# PROMPT
Every line in the data below has to be repeated exactly; no picture belongs in the result.

# SUPPLIED RECORDS
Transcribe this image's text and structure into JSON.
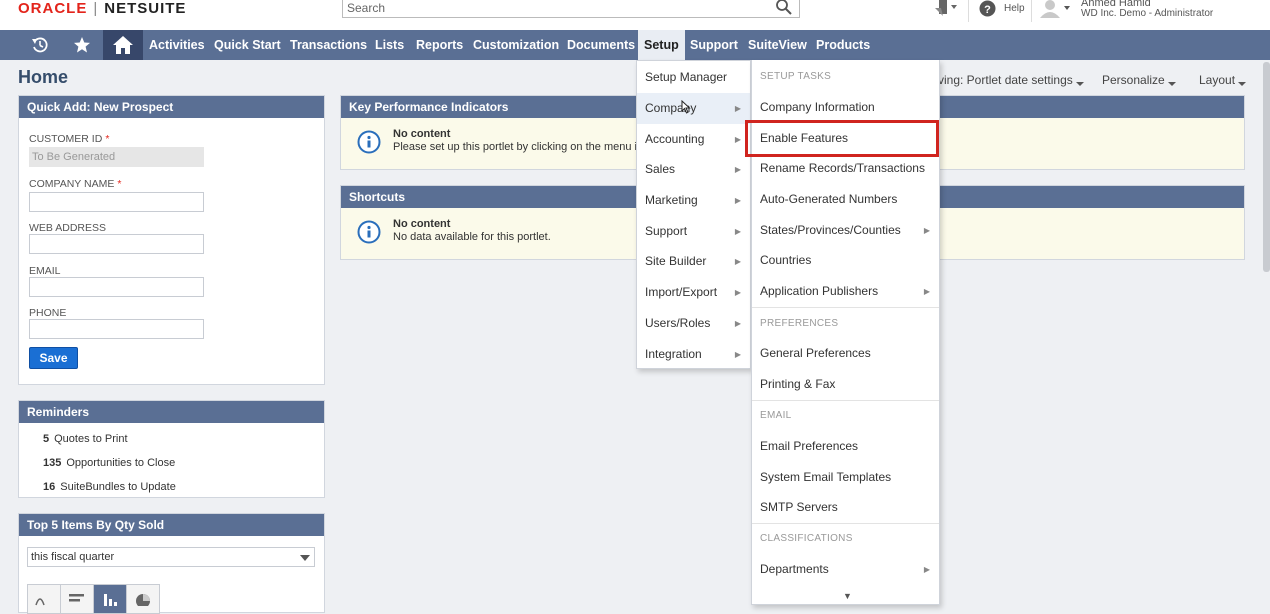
{
  "brand": {
    "oracle": "ORACLE",
    "netsuite": "NETSUITE"
  },
  "search": {
    "placeholder": "Search"
  },
  "header": {
    "help": "Help",
    "user_name": "Ahmed Hamid",
    "user_role": "WD Inc. Demo - Administrator"
  },
  "nav": {
    "items": [
      "Activities",
      "Quick Start",
      "Transactions",
      "Lists",
      "Reports",
      "Customization",
      "Documents",
      "Setup",
      "Support",
      "SuiteView",
      "Products"
    ],
    "active": "Setup"
  },
  "page": {
    "title": "Home",
    "viewing": "ving: Portlet date settings",
    "personalize": "Personalize",
    "layout": "Layout"
  },
  "quick_add": {
    "title": "Quick Add: New Prospect",
    "customer_id_label": "CUSTOMER ID",
    "customer_id_value": "To Be Generated",
    "company_name_label": "COMPANY NAME",
    "web_address_label": "WEB ADDRESS",
    "email_label": "EMAIL",
    "phone_label": "PHONE",
    "required_mark": "*",
    "save": "Save"
  },
  "reminders": {
    "title": "Reminders",
    "items": [
      {
        "count": "5",
        "label": "Quotes to Print"
      },
      {
        "count": "135",
        "label": "Opportunities to Close"
      },
      {
        "count": "16",
        "label": "SuiteBundles to Update"
      }
    ]
  },
  "top5": {
    "title": "Top 5 Items By Qty Sold",
    "period": "this fiscal quarter"
  },
  "kpi": {
    "title": "Key Performance Indicators",
    "no_content": "No content",
    "message": "Please set up this portlet by clicking on the menu ic"
  },
  "shortcuts": {
    "title": "Shortcuts",
    "no_content": "No content",
    "message": "No data available for this portlet."
  },
  "setup_menu": {
    "items": [
      "Setup Manager",
      "Company",
      "Accounting",
      "Sales",
      "Marketing",
      "Support",
      "Site Builder",
      "Import/Export",
      "Users/Roles",
      "Integration"
    ],
    "highlighted": "Company"
  },
  "company_menu": {
    "section_setup_tasks": "SETUP TASKS",
    "company_information": "Company Information",
    "enable_features": "Enable Features",
    "rename_records": "Rename Records/Transactions",
    "auto_numbers": "Auto-Generated Numbers",
    "states": "States/Provinces/Counties",
    "countries": "Countries",
    "app_publishers": "Application Publishers",
    "section_preferences": "PREFERENCES",
    "general_preferences": "General Preferences",
    "printing_fax": "Printing & Fax",
    "section_email": "EMAIL",
    "email_preferences": "Email Preferences",
    "system_email_templates": "System Email Templates",
    "smtp_servers": "SMTP Servers",
    "section_classifications": "CLASSIFICATIONS",
    "departments": "Departments"
  },
  "colors": {
    "nav_bg": "#5a6f94",
    "highlight_box": "#d0241f",
    "save_button": "#1a6fd4",
    "no_content_bg": "#fbfaea"
  }
}
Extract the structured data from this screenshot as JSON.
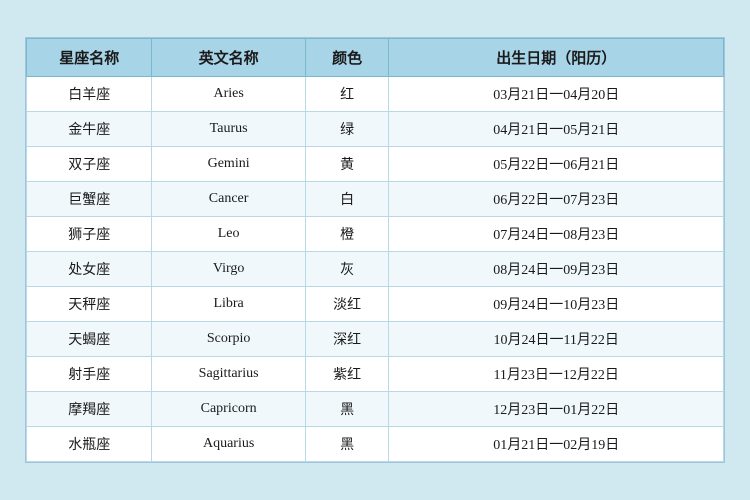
{
  "table": {
    "headers": [
      "星座名称",
      "英文名称",
      "颜色",
      "出生日期（阳历）"
    ],
    "rows": [
      {
        "zh": "白羊座",
        "en": "Aries",
        "color": "红",
        "date": "03月21日一04月20日"
      },
      {
        "zh": "金牛座",
        "en": "Taurus",
        "color": "绿",
        "date": "04月21日一05月21日"
      },
      {
        "zh": "双子座",
        "en": "Gemini",
        "color": "黄",
        "date": "05月22日一06月21日"
      },
      {
        "zh": "巨蟹座",
        "en": "Cancer",
        "color": "白",
        "date": "06月22日一07月23日"
      },
      {
        "zh": "狮子座",
        "en": "Leo",
        "color": "橙",
        "date": "07月24日一08月23日"
      },
      {
        "zh": "处女座",
        "en": "Virgo",
        "color": "灰",
        "date": "08月24日一09月23日"
      },
      {
        "zh": "天秤座",
        "en": "Libra",
        "color": "淡红",
        "date": "09月24日一10月23日"
      },
      {
        "zh": "天蝎座",
        "en": "Scorpio",
        "color": "深红",
        "date": "10月24日一11月22日"
      },
      {
        "zh": "射手座",
        "en": "Sagittarius",
        "color": "紫红",
        "date": "11月23日一12月22日"
      },
      {
        "zh": "摩羯座",
        "en": "Capricorn",
        "color": "黑",
        "date": "12月23日一01月22日"
      },
      {
        "zh": "水瓶座",
        "en": "Aquarius",
        "color": "黑",
        "date": "01月21日一02月19日"
      }
    ]
  }
}
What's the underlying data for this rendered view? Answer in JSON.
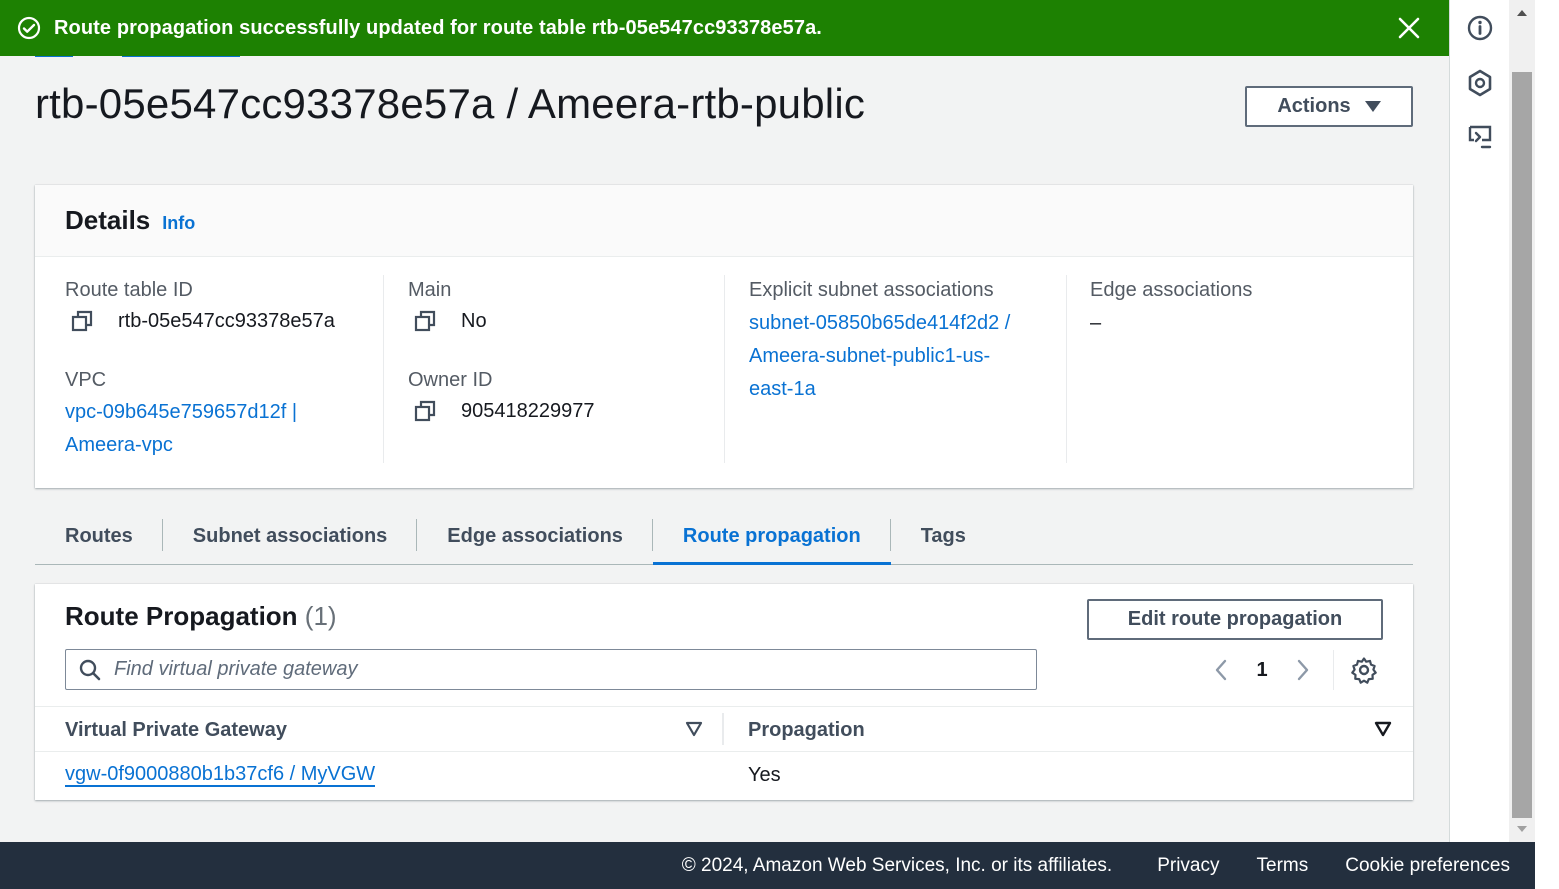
{
  "flash": {
    "message": "Route propagation successfully updated for route table rtb-05e547cc93378e57a."
  },
  "page": {
    "title": "rtb-05e547cc93378e57a / Ameera-rtb-public",
    "actions_label": "Actions"
  },
  "details": {
    "heading": "Details",
    "info_link": "Info",
    "route_table_id_label": "Route table ID",
    "route_table_id": "rtb-05e547cc93378e57a",
    "vpc_label": "VPC",
    "vpc_line1": "vpc-09b645e759657d12f |",
    "vpc_line2": "Ameera-vpc",
    "main_label": "Main",
    "main_value": "No",
    "owner_label": "Owner ID",
    "owner_value": "905418229977",
    "subnet_label": "Explicit subnet associations",
    "subnet_line1": "subnet-05850b65de414f2d2 /",
    "subnet_line2": "Ameera-subnet-public1-us-",
    "subnet_line3": "east-1a",
    "edge_label": "Edge associations",
    "edge_value": "–"
  },
  "tabs": [
    {
      "label": "Routes"
    },
    {
      "label": "Subnet associations"
    },
    {
      "label": "Edge associations"
    },
    {
      "label": "Route propagation",
      "active": true
    },
    {
      "label": "Tags"
    }
  ],
  "route_propagation": {
    "title": "Route Propagation",
    "count": "(1)",
    "edit_button": "Edit route propagation",
    "search_placeholder": "Find virtual private gateway",
    "page_number": "1",
    "columns": [
      "Virtual Private Gateway",
      "Propagation"
    ],
    "rows": [
      {
        "gateway": "vgw-0f9000880b1b37cf6 / MyVGW",
        "propagation": "Yes"
      }
    ]
  },
  "footer": {
    "copyright": "© 2024, Amazon Web Services, Inc. or its affiliates.",
    "privacy": "Privacy",
    "terms": "Terms",
    "cookies": "Cookie preferences"
  },
  "colors": {
    "success_green": "#1d8102",
    "link_blue": "#0972d3",
    "footer_bg": "#232f3e"
  }
}
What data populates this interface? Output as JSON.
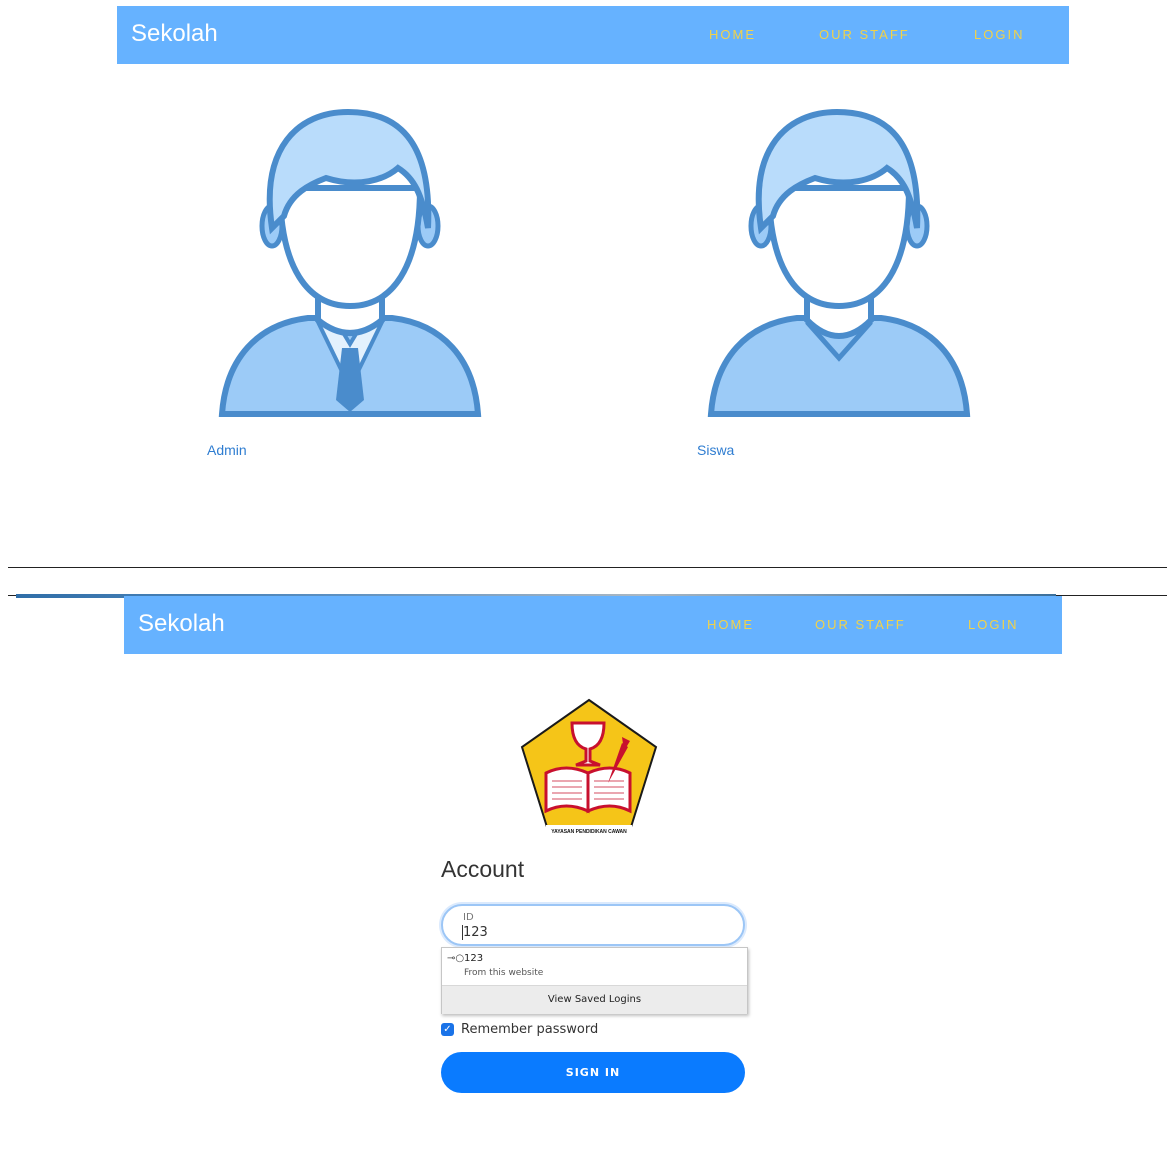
{
  "top_screen": {
    "navbar": {
      "brand": "Sekolah",
      "links": [
        "HOME",
        "OUR STAFF",
        "LOGIN"
      ]
    },
    "roles": [
      {
        "label": "Admin",
        "icon": "admin-avatar-icon"
      },
      {
        "label": "Siswa",
        "icon": "student-avatar-icon"
      }
    ]
  },
  "bottom_screen": {
    "navbar": {
      "brand": "Sekolah",
      "links": [
        "HOME",
        "OUR STAFF",
        "LOGIN"
      ]
    },
    "logo": {
      "icon": "school-emblem-icon",
      "caption": "YAYASAN PENDIDIKAN CAWAN"
    },
    "form": {
      "title": "Account",
      "id_field": {
        "label": "ID",
        "value": "123"
      },
      "autofill": {
        "username": "123",
        "source": "From this website",
        "view_saved": "View Saved Logins"
      },
      "remember": {
        "label": "Remember password",
        "checked": true
      },
      "submit": "SIGN IN"
    }
  },
  "colors": {
    "navbar": "#66b2ff",
    "nav_link": "#f1d24a",
    "primary_button": "#0a7bff",
    "avatar_fill": "#9ccbf7",
    "avatar_stroke": "#4a8ccc"
  }
}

# YOUR SOLUTION
Transcribe this image's text and structure into JSON.
{
  "brand": {
    "oracle": "ORACLE",
    "netsuite": "NETSUITE"
  },
  "search": {
    "placeholder": "Search"
  },
  "header": {
    "help": "Help",
    "user_name": "Ahmed Hamid",
    "user_role": "WD Inc. Demo - Administrator"
  },
  "nav": {
    "items": [
      "Activities",
      "Quick Start",
      "Transactions",
      "Lists",
      "Reports",
      "Customization",
      "Documents",
      "Setup",
      "Support",
      "SuiteView",
      "Products"
    ],
    "active": "Setup"
  },
  "page": {
    "title": "Home",
    "viewing": "ving: Portlet date settings",
    "personalize": "Personalize",
    "layout": "Layout"
  },
  "quick_add": {
    "title": "Quick Add: New Prospect",
    "customer_id_label": "CUSTOMER ID",
    "customer_id_value": "To Be Generated",
    "company_name_label": "COMPANY NAME",
    "web_address_label": "WEB ADDRESS",
    "email_label": "EMAIL",
    "phone_label": "PHONE",
    "required_mark": "*",
    "save": "Save"
  },
  "reminders": {
    "title": "Reminders",
    "items": [
      {
        "count": "5",
        "label": "Quotes to Print"
      },
      {
        "count": "135",
        "label": "Opportunities to Close"
      },
      {
        "count": "16",
        "label": "SuiteBundles to Update"
      }
    ]
  },
  "top5": {
    "title": "Top 5 Items By Qty Sold",
    "period": "this fiscal quarter"
  },
  "kpi": {
    "title": "Key Performance Indicators",
    "no_content": "No content",
    "message": "Please set up this portlet by clicking on the menu ic"
  },
  "shortcuts": {
    "title": "Shortcuts",
    "no_content": "No content",
    "message": "No data available for this portlet."
  },
  "setup_menu": {
    "items": [
      "Setup Manager",
      "Company",
      "Accounting",
      "Sales",
      "Marketing",
      "Support",
      "Site Builder",
      "Import/Export",
      "Users/Roles",
      "Integration"
    ],
    "highlighted": "Company"
  },
  "company_menu": {
    "section_setup_tasks": "SETUP TASKS",
    "company_information": "Company Information",
    "enable_features": "Enable Features",
    "rename_records": "Rename Records/Transactions",
    "auto_numbers": "Auto-Generated Numbers",
    "states": "States/Provinces/Counties",
    "countries": "Countries",
    "app_publishers": "Application Publishers",
    "section_preferences": "PREFERENCES",
    "general_preferences": "General Preferences",
    "printing_fax": "Printing & Fax",
    "section_email": "EMAIL",
    "email_preferences": "Email Preferences",
    "system_email_templates": "System Email Templates",
    "smtp_servers": "SMTP Servers",
    "section_classifications": "CLASSIFICATIONS",
    "departments": "Departments"
  },
  "colors": {
    "nav_bg": "#5a6f94",
    "highlight_box": "#d0241f",
    "save_button": "#1a6fd4",
    "no_content_bg": "#fbfaea"
  }
}
Extract the structured data from this screenshot as JSON.
{
  "table": {
    "headers": [
      "星座名称",
      "英文名称",
      "颜色",
      "出生日期（阳历）"
    ],
    "rows": [
      {
        "zh": "白羊座",
        "en": "Aries",
        "color": "红",
        "date": "03月21日一04月20日"
      },
      {
        "zh": "金牛座",
        "en": "Taurus",
        "color": "绿",
        "date": "04月21日一05月21日"
      },
      {
        "zh": "双子座",
        "en": "Gemini",
        "color": "黄",
        "date": "05月22日一06月21日"
      },
      {
        "zh": "巨蟹座",
        "en": "Cancer",
        "color": "白",
        "date": "06月22日一07月23日"
      },
      {
        "zh": "狮子座",
        "en": "Leo",
        "color": "橙",
        "date": "07月24日一08月23日"
      },
      {
        "zh": "处女座",
        "en": "Virgo",
        "color": "灰",
        "date": "08月24日一09月23日"
      },
      {
        "zh": "天秤座",
        "en": "Libra",
        "color": "淡红",
        "date": "09月24日一10月23日"
      },
      {
        "zh": "天蝎座",
        "en": "Scorpio",
        "color": "深红",
        "date": "10月24日一11月22日"
      },
      {
        "zh": "射手座",
        "en": "Sagittarius",
        "color": "紫红",
        "date": "11月23日一12月22日"
      },
      {
        "zh": "摩羯座",
        "en": "Capricorn",
        "color": "黑",
        "date": "12月23日一01月22日"
      },
      {
        "zh": "水瓶座",
        "en": "Aquarius",
        "color": "黑",
        "date": "01月21日一02月19日"
      }
    ]
  }
}
What's the underlying data for this rendered view? Answer in JSON.
{
  "flash": {
    "message": "Route propagation successfully updated for route table rtb-05e547cc93378e57a."
  },
  "page": {
    "title": "rtb-05e547cc93378e57a / Ameera-rtb-public",
    "actions_label": "Actions"
  },
  "details": {
    "heading": "Details",
    "info_link": "Info",
    "route_table_id_label": "Route table ID",
    "route_table_id": "rtb-05e547cc93378e57a",
    "vpc_label": "VPC",
    "vpc_line1": "vpc-09b645e759657d12f |",
    "vpc_line2": "Ameera-vpc",
    "main_label": "Main",
    "main_value": "No",
    "owner_label": "Owner ID",
    "owner_value": "905418229977",
    "subnet_label": "Explicit subnet associations",
    "subnet_line1": "subnet-05850b65de414f2d2 /",
    "subnet_line2": "Ameera-subnet-public1-us-",
    "subnet_line3": "east-1a",
    "edge_label": "Edge associations",
    "edge_value": "–"
  },
  "tabs": [
    {
      "label": "Routes"
    },
    {
      "label": "Subnet associations"
    },
    {
      "label": "Edge associations"
    },
    {
      "label": "Route propagation",
      "active": true
    },
    {
      "label": "Tags"
    }
  ],
  "route_propagation": {
    "title": "Route Propagation",
    "count": "(1)",
    "edit_button": "Edit route propagation",
    "search_placeholder": "Find virtual private gateway",
    "page_number": "1",
    "columns": [
      "Virtual Private Gateway",
      "Propagation"
    ],
    "rows": [
      {
        "gateway": "vgw-0f9000880b1b37cf6 / MyVGW",
        "propagation": "Yes"
      }
    ]
  },
  "footer": {
    "copyright": "© 2024, Amazon Web Services, Inc. or its affiliates.",
    "privacy": "Privacy",
    "terms": "Terms",
    "cookies": "Cookie preferences"
  },
  "colors": {
    "success_green": "#1d8102",
    "link_blue": "#0972d3",
    "footer_bg": "#232f3e"
  }
}
What data populates this interface? Output as JSON.
{
  "top_screen": {
    "navbar": {
      "brand": "Sekolah",
      "links": [
        "HOME",
        "OUR STAFF",
        "LOGIN"
      ]
    },
    "roles": [
      {
        "label": "Admin",
        "icon": "admin-avatar-icon"
      },
      {
        "label": "Siswa",
        "icon": "student-avatar-icon"
      }
    ]
  },
  "bottom_screen": {
    "navbar": {
      "brand": "Sekolah",
      "links": [
        "HOME",
        "OUR STAFF",
        "LOGIN"
      ]
    },
    "logo": {
      "icon": "school-emblem-icon",
      "caption": "YAYASAN PENDIDIKAN CAWAN"
    },
    "form": {
      "title": "Account",
      "id_field": {
        "label": "ID",
        "value": "123"
      },
      "autofill": {
        "username": "123",
        "source": "From this website",
        "view_saved": "View Saved Logins"
      },
      "remember": {
        "label": "Remember password",
        "checked": true
      },
      "submit": "SIGN IN"
    }
  },
  "colors": {
    "navbar": "#66b2ff",
    "nav_link": "#f1d24a",
    "primary_button": "#0a7bff",
    "avatar_fill": "#9ccbf7",
    "avatar_stroke": "#4a8ccc"
  }
}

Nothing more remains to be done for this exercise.